Ghaly said there's been an intersection between COVID-19 and the wildfires adding questions like "what does it mean to operate a shelter with physical distancing?" need to be addressed.
Ghaly said thousands of people, or 136,000 Californians, are under evacuation in many parts of the state and of those, 3,383 are living in shelters.
He said shelters have ample PPE and masks and distanced cots are placed at least six feet apart.
Ghaly reminded of the 136,000 evacuees across the state and just over 3,000 who are in shelters.
He said for those 133,000 evacuees who are out of their homes for the first time in months, they may be staying with friends or family.
He added if someone is staying with family or friends, try to wear a face-covering indoors while mixing with people you haven't seen in a while. "Wash your hands often."
WHAT IS CLOSED IN CA AGAIN?
Previously, Newsom has ordered the closure of fitness centers, houses of worship, hair salons and barbershops indoors, nail salons in those counties on the state monitoring list, which includes LA County, and other counties across the state. Newsom has also reminded what's closed statewide - indoor operations at dine-in restaurants, wineries, movie theaters, zoos, bars including outdoors - and what was closed in certain counties on the state monitoring list like gyms, shopping malls and places of worship.
The city of LA also ordered the closures of their gyms, nail salons, hair salons and barbershops indoors, and houses of worship.
SCHOOLS: MASK MANDATE, HAND WASHING STATIONS, PHYSICAL DISTANCING
Newsom said schools can physically reopen when its county has been off the monitoring list for 14 consecutive days. Schools that don't meet this requirement must begin the year with distance learning, according to Newsom.
Newsom said the schools in those counties on the watch list can't reopen in-person school until they are off the state monitoring list for two weeks straight unless the district superintendent requests a waiver from the county health officer, which may be granted.
For those schools that can open, there are new restrictions and criteria in place. Newsom said all school staff and students in third grade and above must wear masks. Students in second grade and below are encouraged to wear masks or face shields.
Staff must maintain six feet between each other and with students.
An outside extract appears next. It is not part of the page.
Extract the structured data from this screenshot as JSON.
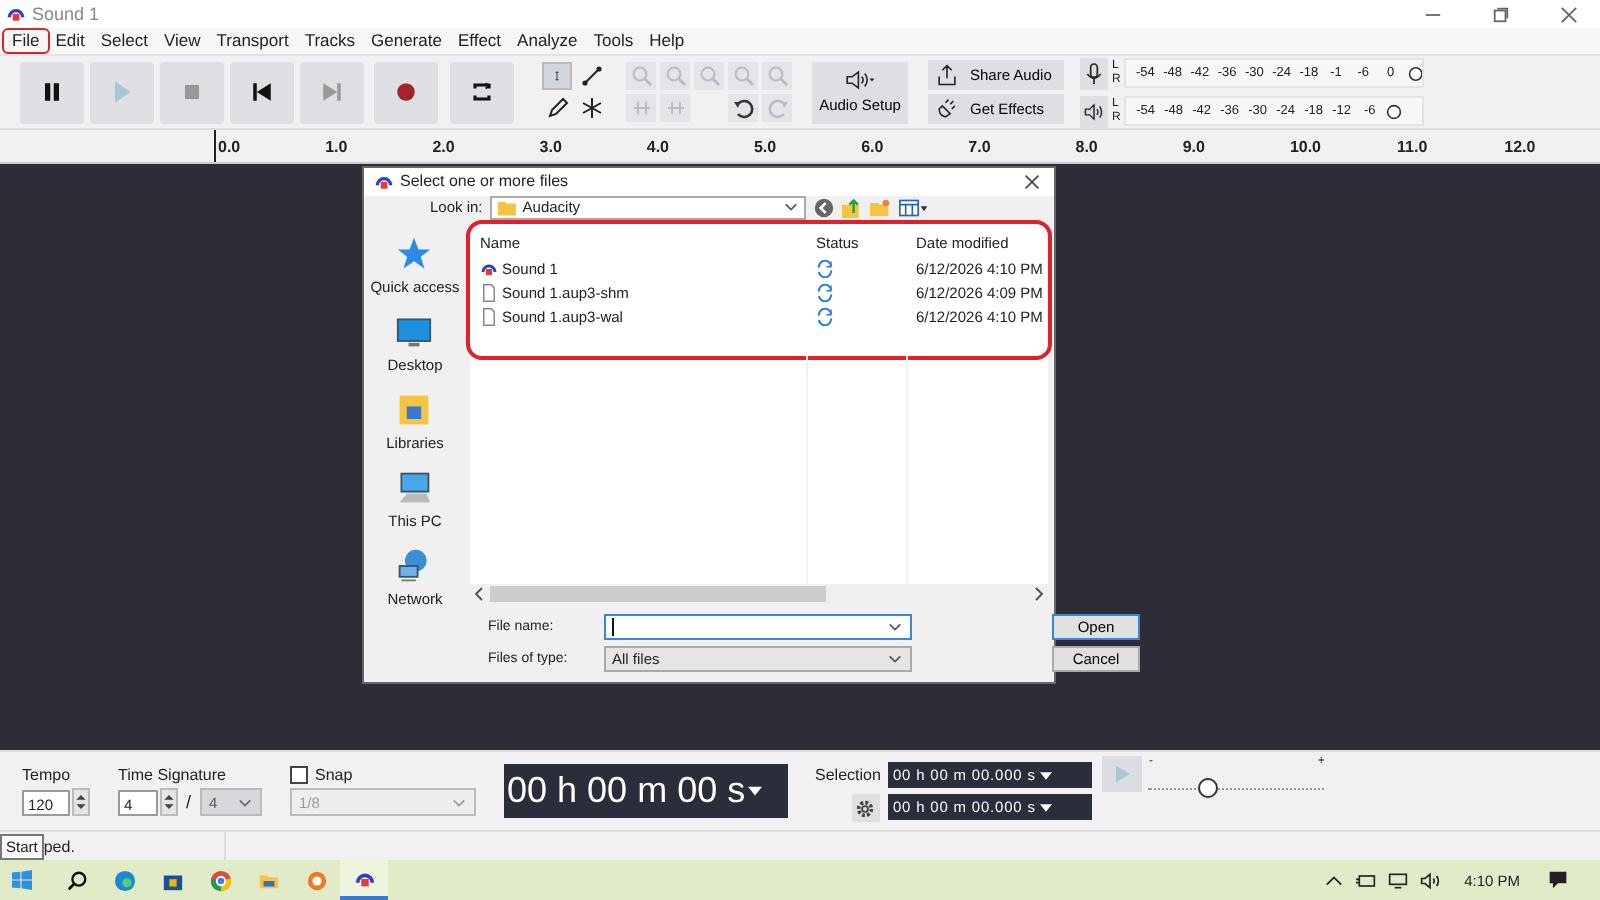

He said there will be symptom checks, hand washing stations, deep sanitation and disinfection efforts and quarantine protocols.
There will be a requirement to test staff regularly. Newsom outlined when should in-person learning close?
That's when schools should consult with a public health officer first. He said a classroom cohort goes home when there is a confirmed case, and a school goes home when multiple cohorts have cases or more than 5 percent of the school is positive.
He said a district goes home if 25 percent of their schools are closed within a 14 days period.